Only now do I realise that the twist-shift had been gradually getting harder to change gear over many km. Presumably the broken o-seal and cycling in the incessant wet of the equatorial rainy season brought about it completely sticking in Yaounde. I have replaced the lost screw now, but am still without the o-seal.

If I notice the gears becoming hard to change I will immediately remove the rubber grip and clean it, which is actually very easy to do when not stuck from dirt.


No problems yet with the brake cables or hub gear cables. I have spares but on a gear check recently noticed that my pannier had leaked water and the hub gear cables got wet and so have rusted.

Internal Hub Mechanism

No problems yet. I have a spare.


Twice I have had to remove the pedals and degrease them because they were clicking (in Spain ~3,000km and Ghana ~12,000km). I did have MKS toe clips but one broke when I fell off in Senegal (~7,000km) and the other broke later in the trip. I manage without now.


I have a Brooks saddle (ladies fit). This is fine but I’m not a complete convert like many. I think I would have been just as happy with another saddle. It’s easy to keep dry – If raining, I just cover it with a plastic bag when not cycling. If it’s a very heavy downpour while I’m camping I remove the saddle (and seatpost) and put it in my tent.

After cycling a few days on dusty or muddy roads I give the bike a clean when I have a rest in town and re-oil the chain. Other than that I don’t do any regular maintenance. If I hear something unusual I check it out asap of course.


All distances quoted are since starting this bike trip. I also cycled approximately 1,500km in the UK before leaving (unloaded).

Thorn Racks

Thorn’s own make. These are strong and sturdy. I’ve not had to do anything to them. Not even tighten a screw. The paint has chipped where the pannier clips knock against them and so there is the onset of some surface rust, but I am not too concerned about this. At first I taped up the chipped sections, but this has all worn off now and I didn’t get round to replacing it.

Ortlieb Panniers
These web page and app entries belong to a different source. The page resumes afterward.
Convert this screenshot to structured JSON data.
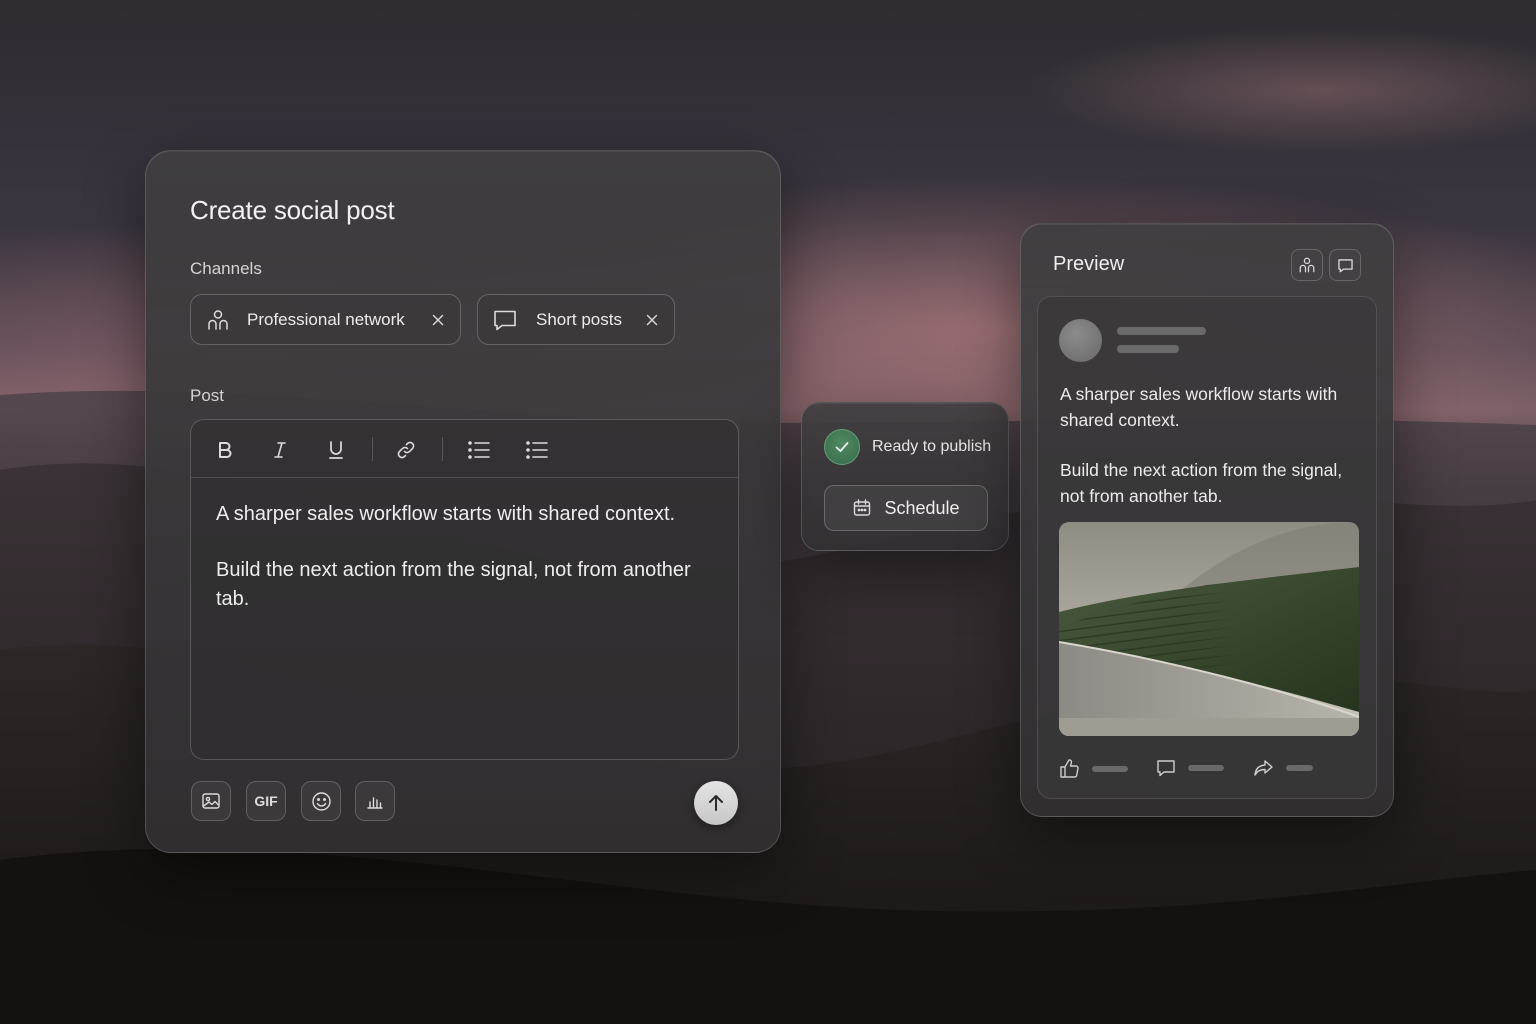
{
  "composer": {
    "title": "Create social post",
    "channels_label": "Channels",
    "channels": [
      {
        "label": "Professional network",
        "icon": "people-icon"
      },
      {
        "label": "Short posts",
        "icon": "speech-bubble-icon"
      }
    ],
    "post_label": "Post",
    "toolbar": [
      "bold",
      "italic",
      "underline",
      "link",
      "bulleted-list",
      "numbered-list"
    ],
    "body": [
      "A sharper sales workflow starts with shared context.",
      "Build the next action from the signal, not from another tab."
    ],
    "attachments": {
      "image_icon": "image-icon",
      "gif_label": "GIF",
      "emoji_icon": "emoji-icon",
      "poll_icon": "poll-icon"
    },
    "send_icon": "arrow-up-icon"
  },
  "publish": {
    "status": "Ready to publish",
    "schedule_label": "Schedule",
    "status_color": "#4a8a5e"
  },
  "preview": {
    "title": "Preview",
    "body": [
      "A sharper sales workflow starts with shared context.",
      "Build the next action from the signal, not from another tab."
    ],
    "actions": [
      "like-icon",
      "comment-icon",
      "share-icon"
    ]
  }
}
I am using Ortlieb’s front and back Roller Classics. These are supposedly waterproof. It wasn’t until Benin (13,000km) that I cycled in any substantial rain. Since then, I have cycled in a lot. One rear and one front pannier are not actually 100% waterproof. This is due in part to two reasons I think. 1. There are a couple of small holes in them from when I fell off in Senegal and the bike landed on the panniers and slid on the gravel. 2. A number of the screws fixing the plastic which the clips attach to the rack are on, have fallen off when cycling. I have never been able to find them and they seem to be a special size. So now there are some small holes where these screws used to go. The plastic moveable bar which holds the pannier against the rack has come off one of the front panniers. This happened when cycling but didn’t realise for some time and so I no longer have it. The pannier does now bang against the rack on very rough tracks but it’s not a major problem.

Handlebar Bag
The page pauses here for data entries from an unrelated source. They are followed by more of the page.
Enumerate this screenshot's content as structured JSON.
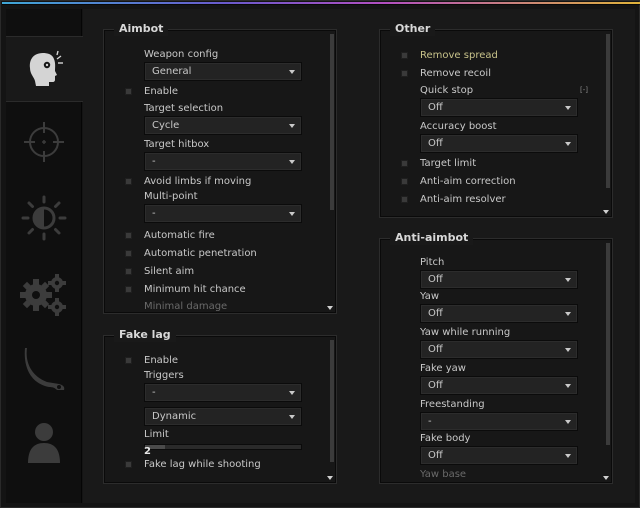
{
  "tabs": [
    {
      "icon": "head-target-icon",
      "active": true
    },
    {
      "icon": "crosshair-icon",
      "active": false
    },
    {
      "icon": "brightness-icon",
      "active": false
    },
    {
      "icon": "gears-icon",
      "active": false
    },
    {
      "icon": "knife-icon",
      "active": false
    },
    {
      "icon": "player-icon",
      "active": false
    }
  ],
  "aimbot": {
    "title": "Aimbot",
    "weapon_config_label": "Weapon config",
    "weapon_config_value": "General",
    "enable_label": "Enable",
    "target_selection_label": "Target selection",
    "target_selection_value": "Cycle",
    "target_hitbox_label": "Target hitbox",
    "target_hitbox_value": "-",
    "avoid_limbs_label": "Avoid limbs if moving",
    "multipoint_label": "Multi-point",
    "multipoint_value": "-",
    "automatic_fire_label": "Automatic fire",
    "automatic_penetration_label": "Automatic penetration",
    "silent_aim_label": "Silent aim",
    "min_hit_chance_label": "Minimum hit chance",
    "minimal_damage_label": "Minimal damage"
  },
  "fakelag": {
    "title": "Fake lag",
    "enable_label": "Enable",
    "triggers_label": "Triggers",
    "triggers_value": "-",
    "mode_value": "Dynamic",
    "limit_label": "Limit",
    "limit_value": "2",
    "limit_fraction": 0.13,
    "while_shooting_label": "Fake lag while shooting"
  },
  "other": {
    "title": "Other",
    "remove_spread_label": "Remove spread",
    "remove_recoil_label": "Remove recoil",
    "quick_stop_label": "Quick stop",
    "quick_stop_key": "[-]",
    "quick_stop_value": "Off",
    "accuracy_boost_label": "Accuracy boost",
    "accuracy_boost_value": "Off",
    "target_limit_label": "Target limit",
    "antiaim_correction_label": "Anti-aim correction",
    "antiaim_resolver_label": "Anti-aim resolver"
  },
  "antiaim": {
    "title": "Anti-aimbot",
    "pitch_label": "Pitch",
    "pitch_value": "Off",
    "yaw_label": "Yaw",
    "yaw_value": "Off",
    "yaw_running_label": "Yaw while running",
    "yaw_running_value": "Off",
    "fake_yaw_label": "Fake yaw",
    "fake_yaw_value": "Off",
    "freestanding_label": "Freestanding",
    "freestanding_value": "-",
    "fake_body_label": "Fake body",
    "fake_body_value": "Off",
    "yaw_base_label": "Yaw base"
  },
  "colors": {
    "accent_text": "#c7c28a",
    "rainbow": [
      "#3fa7d6",
      "#6a5acd",
      "#b34fc1",
      "#e0b33a"
    ]
  }
}
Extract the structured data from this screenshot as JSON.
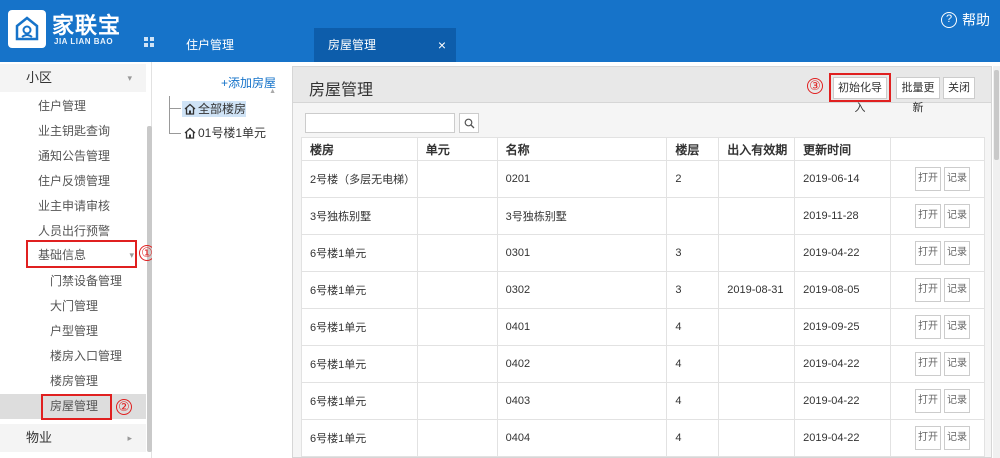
{
  "app": {
    "name": "家联宝",
    "subtitle": "JIA LIAN BAO",
    "help_label": "帮助"
  },
  "tabs": [
    {
      "label": "住户管理"
    },
    {
      "label": "房屋管理",
      "close": "×"
    }
  ],
  "sidebar": {
    "group1": "小区",
    "items": [
      {
        "label": "住户管理"
      },
      {
        "label": "业主钥匙查询"
      },
      {
        "label": "通知公告管理"
      },
      {
        "label": "住户反馈管理"
      },
      {
        "label": "业主申请审核"
      },
      {
        "label": "人员出行预警"
      },
      {
        "label": "基础信息"
      }
    ],
    "subitems": [
      {
        "label": "门禁设备管理"
      },
      {
        "label": "大门管理"
      },
      {
        "label": "户型管理"
      },
      {
        "label": "楼房入口管理"
      },
      {
        "label": "楼房管理"
      },
      {
        "label": "房屋管理"
      }
    ],
    "group2": "物业",
    "markers": [
      "①",
      "②",
      "③"
    ]
  },
  "tree": {
    "add_label": "+添加房屋",
    "nodes": [
      {
        "label": "全部楼房"
      },
      {
        "label": "01号楼1单元"
      }
    ]
  },
  "main": {
    "title": "房屋管理",
    "buttons": {
      "init_import": "初始化导入",
      "batch_update": "批量更新",
      "close": "关闭"
    },
    "search": {
      "value": ""
    },
    "table": {
      "headers": [
        "楼房",
        "单元",
        "名称",
        "楼层",
        "出入有效期",
        "更新时间",
        ""
      ],
      "action_open": "打开",
      "action_log": "记录",
      "rows": [
        [
          "2号楼（多层无电梯）",
          "",
          "0201",
          "2",
          "",
          "2019-06-14"
        ],
        [
          "3号独栋别墅",
          "",
          "3号独栋别墅",
          "",
          "",
          "2019-11-28"
        ],
        [
          "6号楼1单元",
          "",
          "0301",
          "3",
          "",
          "2019-04-22"
        ],
        [
          "6号楼1单元",
          "",
          "0302",
          "3",
          "2019-08-31",
          "2019-08-05"
        ],
        [
          "6号楼1单元",
          "",
          "0401",
          "4",
          "",
          "2019-09-25"
        ],
        [
          "6号楼1单元",
          "",
          "0402",
          "4",
          "",
          "2019-04-22"
        ],
        [
          "6号楼1单元",
          "",
          "0403",
          "4",
          "",
          "2019-04-22"
        ],
        [
          "6号楼1单元",
          "",
          "0404",
          "4",
          "",
          "2019-04-22"
        ]
      ]
    }
  },
  "colors": {
    "brand": "#1673c9",
    "active_tab": "#0d5dab",
    "annotation": "#e02020"
  }
}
I have the Ortlieb 5L one. This is great. One piece of kit I’m really happy about.

It’s waterproof and holds a phenomenal amount securely – I use it for my Canon DSLR with 18-200mm lens attached and 10-22mm lens in a padded liner. Then I fit in my wallet, money belt with passport, documents etc, GPS, compact camera, multitool, leatherman and a few other little bits and bobs. It’s fairly well packed in and some might say overloaded, but I use it as a camera bag when not cycling as it means I can keep my valuables with me at all times. Even with the rough African dirt tracks my camera is still is great nick.

I find the lid sometimes a little tricky to close and some people may prefer a bag with more compartments / pockets. From using it regularly as a shoulder bag, the top edges are very worn now, so I make sure the camera is in a plastic bag for extra waterproofness.
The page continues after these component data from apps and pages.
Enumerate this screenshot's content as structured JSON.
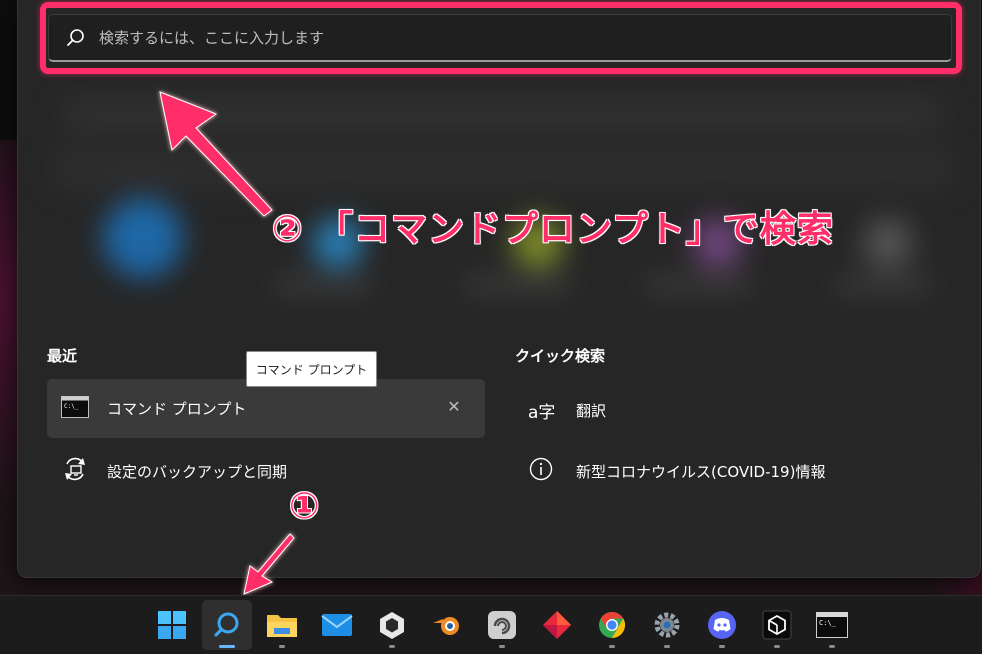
{
  "search": {
    "placeholder": "検索するには、ここに入力します"
  },
  "annotations": {
    "step2": "② 「コマンドプロンプト」で検索",
    "step1": "①",
    "highlight_color": "#ff2e68"
  },
  "recent": {
    "title": "最近",
    "items": [
      {
        "label": "コマンド プロンプト",
        "icon": "cmd-icon"
      },
      {
        "label": "設定のバックアップと同期",
        "icon": "backup-sync-icon"
      }
    ]
  },
  "tooltip": {
    "text": "コマンド プロンプト"
  },
  "quick_search": {
    "title": "クイック検索",
    "items": [
      {
        "label": "翻訳",
        "icon": "translate-icon"
      },
      {
        "label": "新型コロナウイルス(COVID-19)情報",
        "icon": "info-icon"
      }
    ]
  },
  "taskbar": {
    "icons": [
      {
        "name": "windows-start-icon",
        "running": false
      },
      {
        "name": "search-taskbar-icon",
        "running": false,
        "active": true
      },
      {
        "name": "file-explorer-icon",
        "running": true
      },
      {
        "name": "mail-icon",
        "running": false
      },
      {
        "name": "unity-hub-icon",
        "running": true
      },
      {
        "name": "blender-icon",
        "running": false
      },
      {
        "name": "app-swirl-icon",
        "running": true
      },
      {
        "name": "git-diamond-icon",
        "running": false
      },
      {
        "name": "chrome-icon",
        "running": true
      },
      {
        "name": "settings-gear-icon",
        "running": true
      },
      {
        "name": "discord-icon",
        "running": true
      },
      {
        "name": "unity-editor-icon",
        "running": true
      },
      {
        "name": "terminal-icon",
        "running": true
      }
    ]
  }
}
The way it attaches to the handlebars means that it swings up and down when going over very bumpy terrain. However this is an advantage as it acts to dampen the vibrations of the road/knocks and this is good for the camera.